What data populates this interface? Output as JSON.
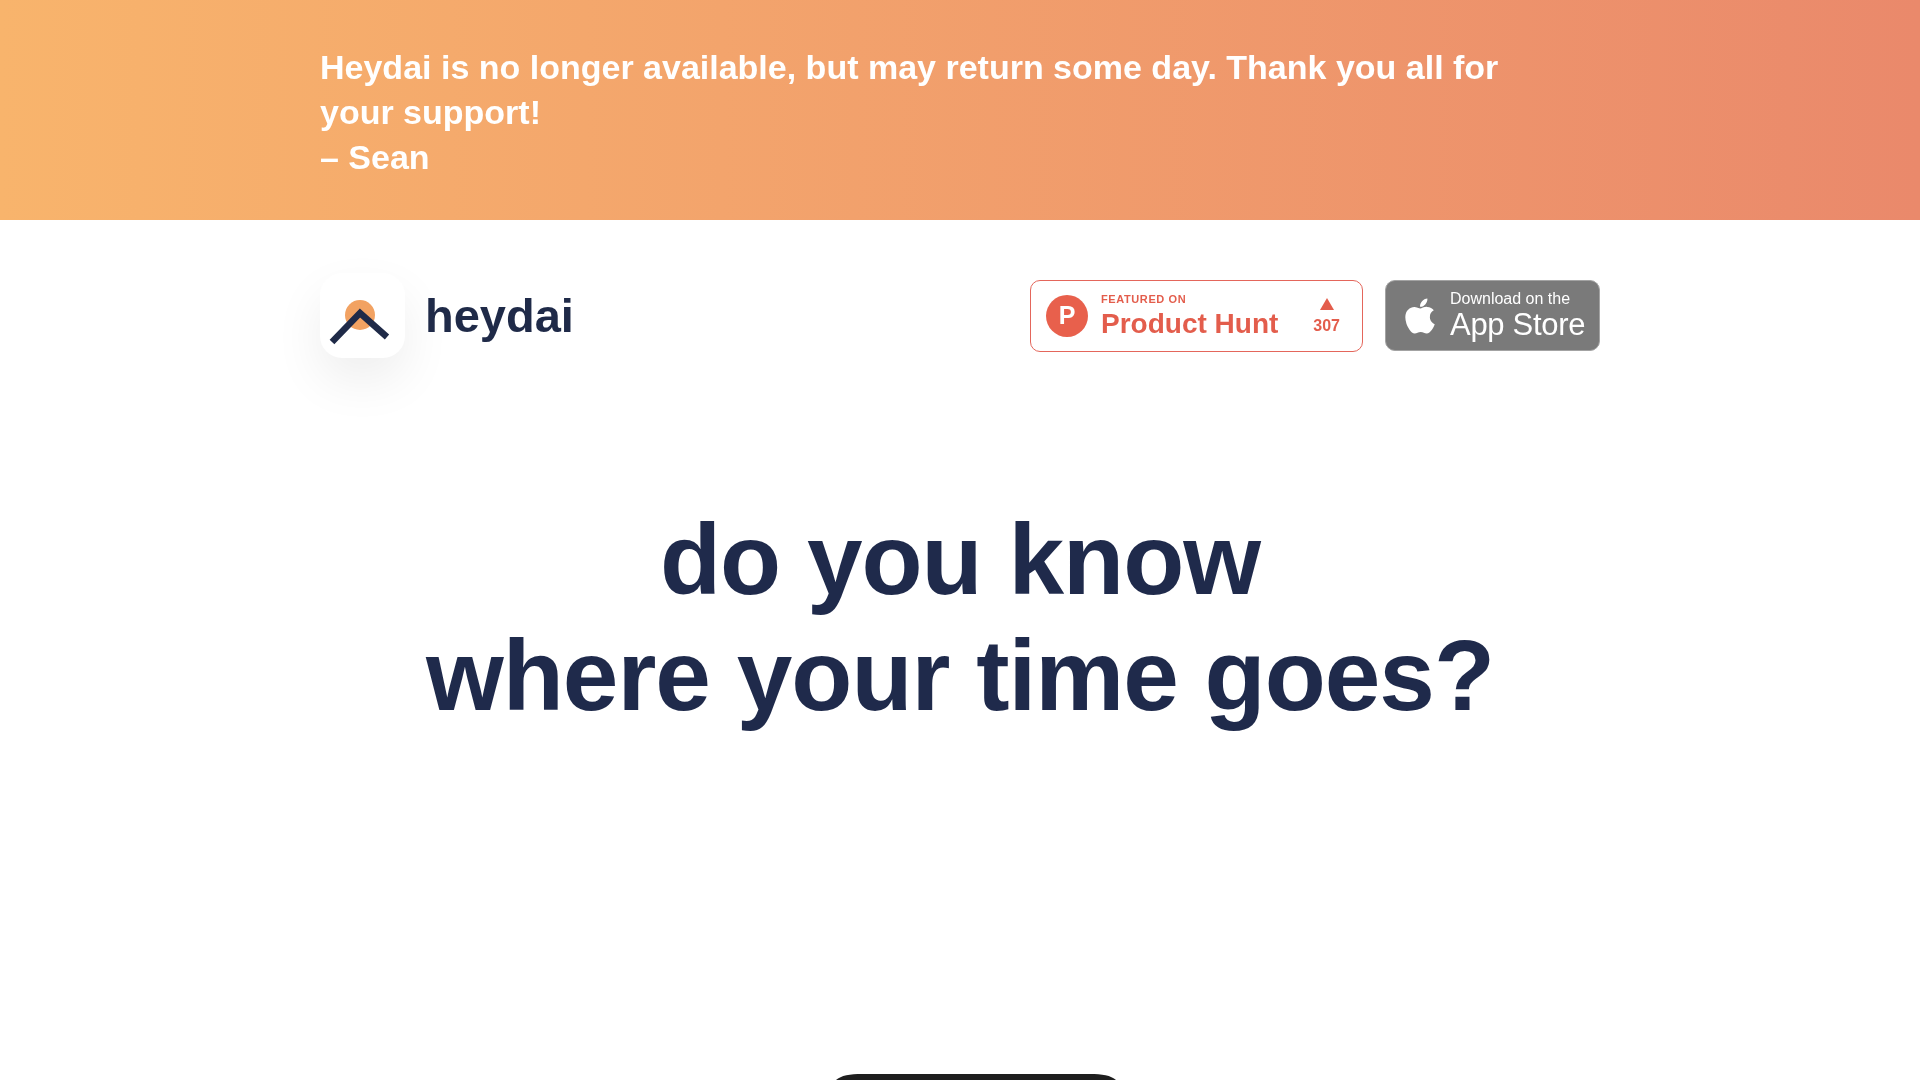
{
  "banner": {
    "message": "Heydai is no longer available, but may return some day. Thank you all for your support!",
    "signature": "– Sean"
  },
  "header": {
    "brand": "heydai",
    "badges": [
      {
        "kind": "product_hunt",
        "logo_letter": "P",
        "caption": "FEATURED ON",
        "title": "Product Hunt",
        "count": "307"
      },
      {
        "kind": "app_store",
        "caption": "Download on the",
        "title": "App Store"
      }
    ]
  },
  "hero": {
    "headline_lines": [
      "do you know",
      "where your time goes?"
    ]
  }
}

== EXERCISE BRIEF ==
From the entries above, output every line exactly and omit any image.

== EXERCISE RESPONSE ==
What data populates this interface? Output as JSON.
{
  "banner": {
    "message": "Heydai is no longer available, but may return some day. Thank you all for your support!",
    "signature": "– Sean"
  },
  "header": {
    "brand": "heydai",
    "badges": [
      {
        "kind": "product_hunt",
        "logo_letter": "P",
        "caption": "FEATURED ON",
        "title": "Product Hunt",
        "count": "307"
      },
      {
        "kind": "app_store",
        "caption": "Download on the",
        "title": "App Store"
      }
    ]
  },
  "hero": {
    "headline_lines": [
      "do you know",
      "where your time goes?"
    ]
  }
}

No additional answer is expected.